Exercise prompt:
Return the entries in full, exactly as they were written.

Provided data:
----

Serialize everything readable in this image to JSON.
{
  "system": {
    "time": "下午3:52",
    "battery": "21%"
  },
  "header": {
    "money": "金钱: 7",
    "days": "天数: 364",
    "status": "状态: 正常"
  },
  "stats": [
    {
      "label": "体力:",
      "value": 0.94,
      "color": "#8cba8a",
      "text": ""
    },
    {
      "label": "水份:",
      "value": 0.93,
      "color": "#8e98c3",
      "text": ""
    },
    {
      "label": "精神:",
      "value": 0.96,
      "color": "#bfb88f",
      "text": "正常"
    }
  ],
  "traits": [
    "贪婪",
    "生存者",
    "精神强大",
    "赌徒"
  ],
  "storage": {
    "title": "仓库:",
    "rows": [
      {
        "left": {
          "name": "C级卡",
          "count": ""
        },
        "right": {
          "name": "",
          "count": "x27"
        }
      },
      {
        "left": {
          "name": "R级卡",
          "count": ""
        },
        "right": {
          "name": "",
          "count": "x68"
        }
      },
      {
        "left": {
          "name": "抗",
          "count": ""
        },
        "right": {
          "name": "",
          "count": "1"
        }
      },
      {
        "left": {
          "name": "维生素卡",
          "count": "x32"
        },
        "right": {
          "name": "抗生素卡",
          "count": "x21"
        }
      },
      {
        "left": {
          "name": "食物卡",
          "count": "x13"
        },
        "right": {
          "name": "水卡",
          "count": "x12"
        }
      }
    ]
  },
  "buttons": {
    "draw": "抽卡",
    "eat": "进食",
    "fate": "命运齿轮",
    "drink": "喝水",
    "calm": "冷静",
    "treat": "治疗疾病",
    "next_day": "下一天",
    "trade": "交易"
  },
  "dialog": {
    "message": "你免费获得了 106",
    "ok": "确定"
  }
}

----

Reply:
Serialize everything readable in this image to JSON.
{
  "system": {
    "time": "下午3:52",
    "battery": "21%"
  },
  "header": {
    "money": "金钱: 7",
    "days": "天数: 364",
    "status": "状态: 正常"
  },
  "stats": [
    {
      "label": "体力:",
      "value": 0.94,
      "color": "#8cba8a",
      "text": ""
    },
    {
      "label": "水份:",
      "value": 0.93,
      "color": "#8e98c3",
      "text": ""
    },
    {
      "label": "精神:",
      "value": 0.96,
      "color": "#bfb88f",
      "text": "正常"
    }
  ],
  "traits": [
    "贪婪",
    "生存者",
    "精神强大",
    "赌徒"
  ],
  "storage": {
    "title": "仓库:",
    "rows": [
      {
        "left": {
          "name": "C级卡",
          "count": ""
        },
        "right": {
          "name": "",
          "count": "x27"
        }
      },
      {
        "left": {
          "name": "R级卡",
          "count": ""
        },
        "right": {
          "name": "",
          "count": "x68"
        }
      },
      {
        "left": {
          "name": "抗",
          "count": ""
        },
        "right": {
          "name": "",
          "count": "1"
        }
      },
      {
        "left": {
          "name": "维生素卡",
          "count": "x32"
        },
        "right": {
          "name": "抗生素卡",
          "count": "x21"
        }
      },
      {
        "left": {
          "name": "食物卡",
          "count": "x13"
        },
        "right": {
          "name": "水卡",
          "count": "x12"
        }
      }
    ]
  },
  "buttons": {
    "draw": "抽卡",
    "eat": "进食",
    "fate": "命运齿轮",
    "drink": "喝水",
    "calm": "冷静",
    "treat": "治疗疾病",
    "next_day": "下一天",
    "trade": "交易"
  },
  "dialog": {
    "message": "你免费获得了 106",
    "ok": "确定"
  }
}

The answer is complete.